Open government advocates in Mississippi are finally starting to see legislative support after years of pushing for better access to records and meetings with several bills moving forward this week.
The “crown jewel,” as one advocate refers to it as, is HB 474, which would require all law enforcement agencies to make incident reports available to the public once an investigation is complete. State House and Senate committees passed companion bills addressing this issue on Tuesday.
Although these reports are technically public information, no requirement exists under Mississippi law that states agencies must release them in any routine fashion. Some newspapers have set up relationships with agencies so they do receive them, but according to Dan Davis, managing editor of the Hattiesburg American, those organizations are in the minority.

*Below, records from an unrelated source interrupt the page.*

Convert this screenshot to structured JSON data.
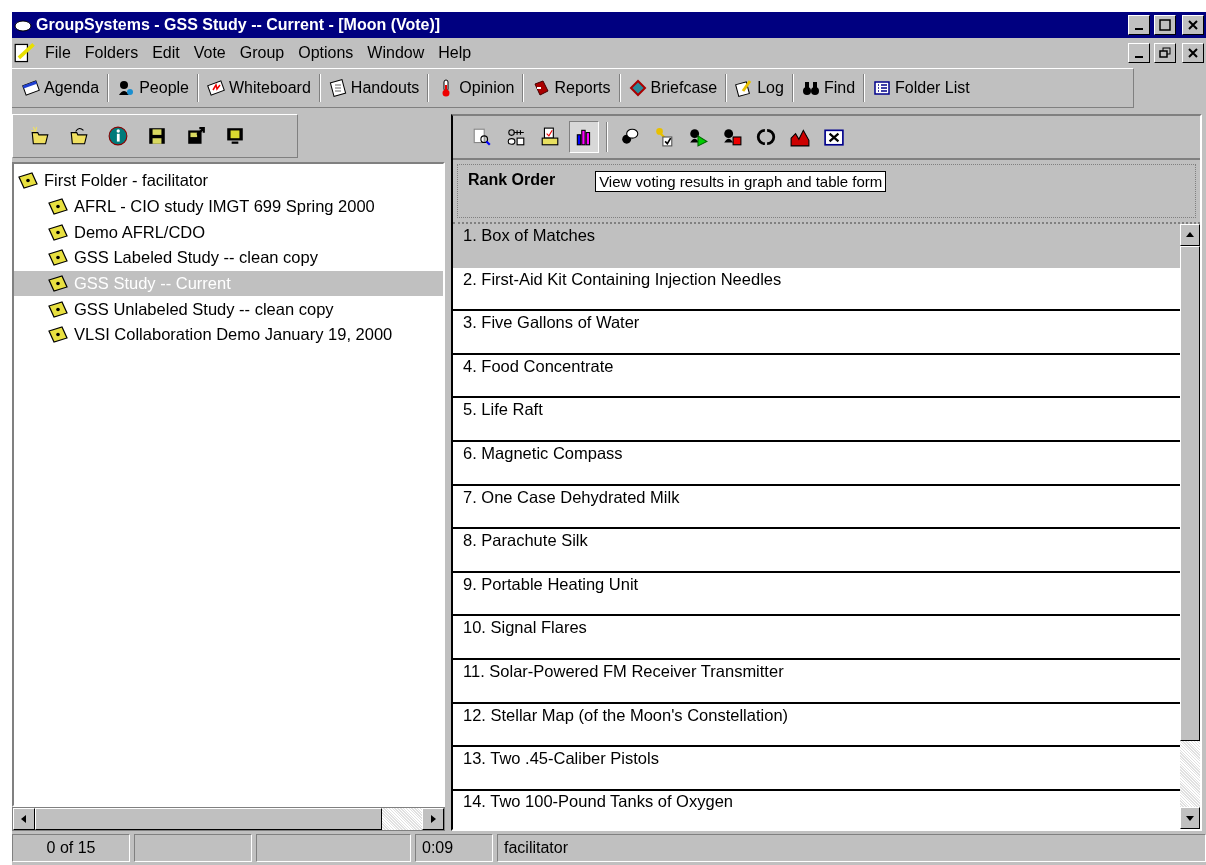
{
  "window": {
    "title": "GroupSystems - GSS Study -- Current - [Moon (Vote)]"
  },
  "menu": [
    "File",
    "Folders",
    "Edit",
    "Vote",
    "Group",
    "Options",
    "Window",
    "Help"
  ],
  "toolbar": [
    {
      "kind": "agenda",
      "label": "Agenda"
    },
    {
      "kind": "people",
      "label": "People"
    },
    {
      "kind": "whiteboard",
      "label": "Whiteboard"
    },
    {
      "kind": "handouts",
      "label": "Handouts"
    },
    {
      "kind": "opinion",
      "label": "Opinion"
    },
    {
      "kind": "reports",
      "label": "Reports"
    },
    {
      "kind": "briefcase",
      "label": "Briefcase"
    },
    {
      "kind": "log",
      "label": "Log"
    },
    {
      "kind": "find",
      "label": "Find"
    },
    {
      "kind": "folderlist",
      "label": "Folder List"
    }
  ],
  "folder_tools": [
    {
      "kind": "new-folder"
    },
    {
      "kind": "open-folder"
    },
    {
      "kind": "info"
    },
    {
      "kind": "save"
    },
    {
      "kind": "save-export"
    },
    {
      "kind": "monitor"
    }
  ],
  "folder_tree": [
    {
      "label": "First Folder - facilitator",
      "selected": false,
      "children": [
        {
          "label": "AFRL - CIO study IMGT 699 Spring 2000",
          "selected": false
        },
        {
          "label": "Demo AFRL/CDO",
          "selected": false
        },
        {
          "label": "GSS Labeled Study -- clean copy",
          "selected": false
        },
        {
          "label": "GSS Study -- Current",
          "selected": true
        },
        {
          "label": "GSS Unlabeled Study -- clean copy",
          "selected": false
        },
        {
          "label": "VLSI Collaboration Demo January 19, 2000",
          "selected": false
        }
      ]
    }
  ],
  "vote_tools": [
    {
      "kind": "preview",
      "selected": false
    },
    {
      "kind": "ballot",
      "selected": false
    },
    {
      "kind": "print",
      "selected": false
    },
    {
      "kind": "chart",
      "selected": true
    },
    {
      "kind": "comments",
      "selected": false
    },
    {
      "kind": "key-check",
      "selected": false
    },
    {
      "kind": "start",
      "selected": false
    },
    {
      "kind": "stop",
      "selected": false
    },
    {
      "kind": "refresh",
      "selected": false
    },
    {
      "kind": "area-chart",
      "selected": false
    },
    {
      "kind": "close",
      "selected": false
    }
  ],
  "results": {
    "heading": "Rank Order",
    "tooltip": "View voting results in graph and table form",
    "rows": [
      {
        "text": "1. Box of Matches",
        "selected": true
      },
      {
        "text": "2. First-Aid Kit Containing Injection Needles",
        "selected": false
      },
      {
        "text": "3. Five Gallons of Water",
        "selected": false
      },
      {
        "text": "4. Food Concentrate",
        "selected": false
      },
      {
        "text": "5. Life Raft",
        "selected": false
      },
      {
        "text": "6. Magnetic Compass",
        "selected": false
      },
      {
        "text": "7. One Case Dehydrated Milk",
        "selected": false
      },
      {
        "text": "8. Parachute Silk",
        "selected": false
      },
      {
        "text": "9. Portable Heating Unit",
        "selected": false
      },
      {
        "text": "10. Signal Flares",
        "selected": false
      },
      {
        "text": "11. Solar-Powered FM Receiver Transmitter",
        "selected": false
      },
      {
        "text": "12. Stellar Map (of the Moon's Constellation)",
        "selected": false
      },
      {
        "text": "13. Two .45-Caliber Pistols",
        "selected": false
      },
      {
        "text": "14. Two 100-Pound Tanks of Oxygen",
        "selected": false
      }
    ]
  },
  "status_bar": [
    "0 of 15",
    "0:09",
    "facilitator"
  ]
}
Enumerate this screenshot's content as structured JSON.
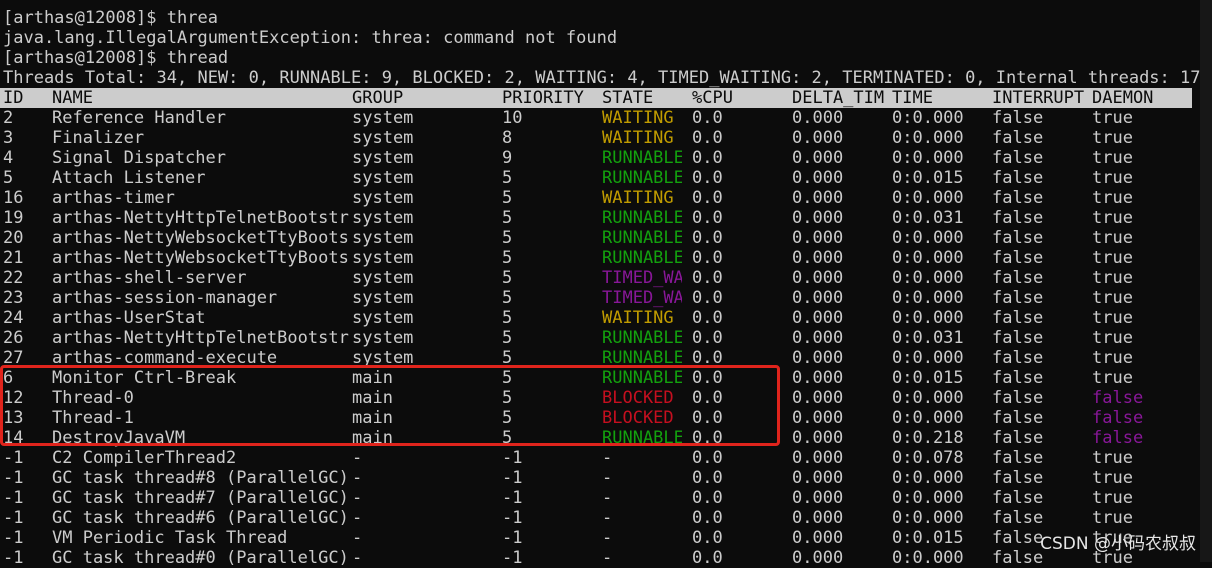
{
  "terminal": {
    "lines": [
      "[arthas@12008]$ threa",
      "java.lang.IllegalArgumentException: threa: command not found",
      "[arthas@12008]$ thread",
      "Threads Total: 34, NEW: 0, RUNNABLE: 9, BLOCKED: 2, WAITING: 4, TIMED_WAITING: 2, TERMINATED: 0, Internal threads: 17"
    ]
  },
  "table": {
    "headers": [
      "ID",
      "NAME",
      "GROUP",
      "PRIORITY",
      "STATE",
      "%CPU",
      "DELTA_TIM",
      "TIME",
      "INTERRUPT",
      "DAEMON"
    ],
    "rows": [
      [
        "2",
        "Reference Handler",
        "system",
        "10",
        "WAITING",
        "0.0",
        "0.000",
        "0:0.000",
        "false",
        "true"
      ],
      [
        "3",
        "Finalizer",
        "system",
        "8",
        "WAITING",
        "0.0",
        "0.000",
        "0:0.000",
        "false",
        "true"
      ],
      [
        "4",
        "Signal Dispatcher",
        "system",
        "9",
        "RUNNABLE",
        "0.0",
        "0.000",
        "0:0.000",
        "false",
        "true"
      ],
      [
        "5",
        "Attach Listener",
        "system",
        "5",
        "RUNNABLE",
        "0.0",
        "0.000",
        "0:0.015",
        "false",
        "true"
      ],
      [
        "16",
        "arthas-timer",
        "system",
        "5",
        "WAITING",
        "0.0",
        "0.000",
        "0:0.000",
        "false",
        "true"
      ],
      [
        "19",
        "arthas-NettyHttpTelnetBootstr",
        "system",
        "5",
        "RUNNABLE",
        "0.0",
        "0.000",
        "0:0.031",
        "false",
        "true"
      ],
      [
        "20",
        "arthas-NettyWebsocketTtyBoots",
        "system",
        "5",
        "RUNNABLE",
        "0.0",
        "0.000",
        "0:0.000",
        "false",
        "true"
      ],
      [
        "21",
        "arthas-NettyWebsocketTtyBoots",
        "system",
        "5",
        "RUNNABLE",
        "0.0",
        "0.000",
        "0:0.000",
        "false",
        "true"
      ],
      [
        "22",
        "arthas-shell-server",
        "system",
        "5",
        "TIMED_WA",
        "0.0",
        "0.000",
        "0:0.000",
        "false",
        "true"
      ],
      [
        "23",
        "arthas-session-manager",
        "system",
        "5",
        "TIMED_WA",
        "0.0",
        "0.000",
        "0:0.000",
        "false",
        "true"
      ],
      [
        "24",
        "arthas-UserStat",
        "system",
        "5",
        "WAITING",
        "0.0",
        "0.000",
        "0:0.000",
        "false",
        "true"
      ],
      [
        "26",
        "arthas-NettyHttpTelnetBootstr",
        "system",
        "5",
        "RUNNABLE",
        "0.0",
        "0.000",
        "0:0.031",
        "false",
        "true"
      ],
      [
        "27",
        "arthas-command-execute",
        "system",
        "5",
        "RUNNABLE",
        "0.0",
        "0.000",
        "0:0.000",
        "false",
        "true"
      ],
      [
        "6",
        "Monitor Ctrl-Break",
        "main",
        "5",
        "RUNNABLE",
        "0.0",
        "0.000",
        "0:0.015",
        "false",
        "true"
      ],
      [
        "12",
        "Thread-0",
        "main",
        "5",
        "BLOCKED",
        "0.0",
        "0.000",
        "0:0.000",
        "false",
        "false"
      ],
      [
        "13",
        "Thread-1",
        "main",
        "5",
        "BLOCKED",
        "0.0",
        "0.000",
        "0:0.000",
        "false",
        "false"
      ],
      [
        "14",
        "DestroyJavaVM",
        "main",
        "5",
        "RUNNABLE",
        "0.0",
        "0.000",
        "0:0.218",
        "false",
        "false"
      ],
      [
        "-1",
        "C2 CompilerThread2",
        "-",
        "-1",
        "-",
        "0.0",
        "0.000",
        "0:0.078",
        "false",
        "true"
      ],
      [
        "-1",
        "GC task thread#8 (ParallelGC)",
        "-",
        "-1",
        "-",
        "0.0",
        "0.000",
        "0:0.000",
        "false",
        "true"
      ],
      [
        "-1",
        "GC task thread#7 (ParallelGC)",
        "-",
        "-1",
        "-",
        "0.0",
        "0.000",
        "0:0.000",
        "false",
        "true"
      ],
      [
        "-1",
        "GC task thread#6 (ParallelGC)",
        "-",
        "-1",
        "-",
        "0.0",
        "0.000",
        "0:0.000",
        "false",
        "true"
      ],
      [
        "-1",
        "VM Periodic Task Thread",
        "-",
        "-1",
        "-",
        "0.0",
        "0.000",
        "0:0.015",
        "false",
        "true"
      ],
      [
        "-1",
        "GC task thread#0 (ParallelGC)",
        "-",
        "-1",
        "-",
        "0.0",
        "0.000",
        "0:0.000",
        "false",
        "true"
      ]
    ]
  },
  "colors": {
    "background": "#0c0c0c",
    "text": "#cccccc",
    "header_bg": "#cccccc",
    "WAITING": "#c19c00",
    "RUNNABLE": "#13a10e",
    "TIMED_WA": "#881798",
    "BLOCKED": "#c50f1f",
    "daemon_false": "#881798",
    "highlight_box": "#e0241c"
  },
  "watermark": "CSDN @小码农叔叔"
}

“I think it’s an accumulation of a lot of things at a lot of newspapers,” Davis said. “I’ve been in Mississippi newspapers for 33 years and it seems every year it gets worse. And, [HB] 474 is the crown jewel of this package.”
Another bill passing committee aims to improve access to public records and meetings. It puts the state Ethics Commission into an official ombudsman position, mediating disputes between the government and information requesters.
Jeanni Atkins, executive director of the Mississippi Center of Freedom of Information, said this bill would help alleviate individuals and news organizations from incurring costly legal fees since, as the current situation stands, the only way to battle a denied request is to file suit.
Supporters of the various bills, which also include one addressing campaign finance reform and another providing public access to state contracts online, are hopeful that at least some one of these measures will pass.
Layne Bruce, executive director of the Mississippi Press Association, said HB 474 has a “good chance of succeeding” in some form or another. Although advocates have been pushing for a bill like this for years, this is the furthest their efforts have made it, Bruce said.
“This year differs in that there really seems to be a thirst and demand among the general public to get this straightened out and make sure the public at large has access to public records,” Bruce said. “After all, they’re open records and we need to remove the barriers and restrictions that are in place.”
An eight-day series the Hattiesburg American ran the week of Feb. 10 highlights the obstacles that individuals and news organizations often face when requesting public information in Mississippi. According to Bruce, this is an issue that has escalated over the years.
“I think there was no one overriding issue that caused this drumbeat to build,” he said. “It’s a death by a 1,000 cuts. The public records law has just been widdled away so consistently over the years that it has become virtually impossible for even the press or public at large to find out basic information about what the government is doing."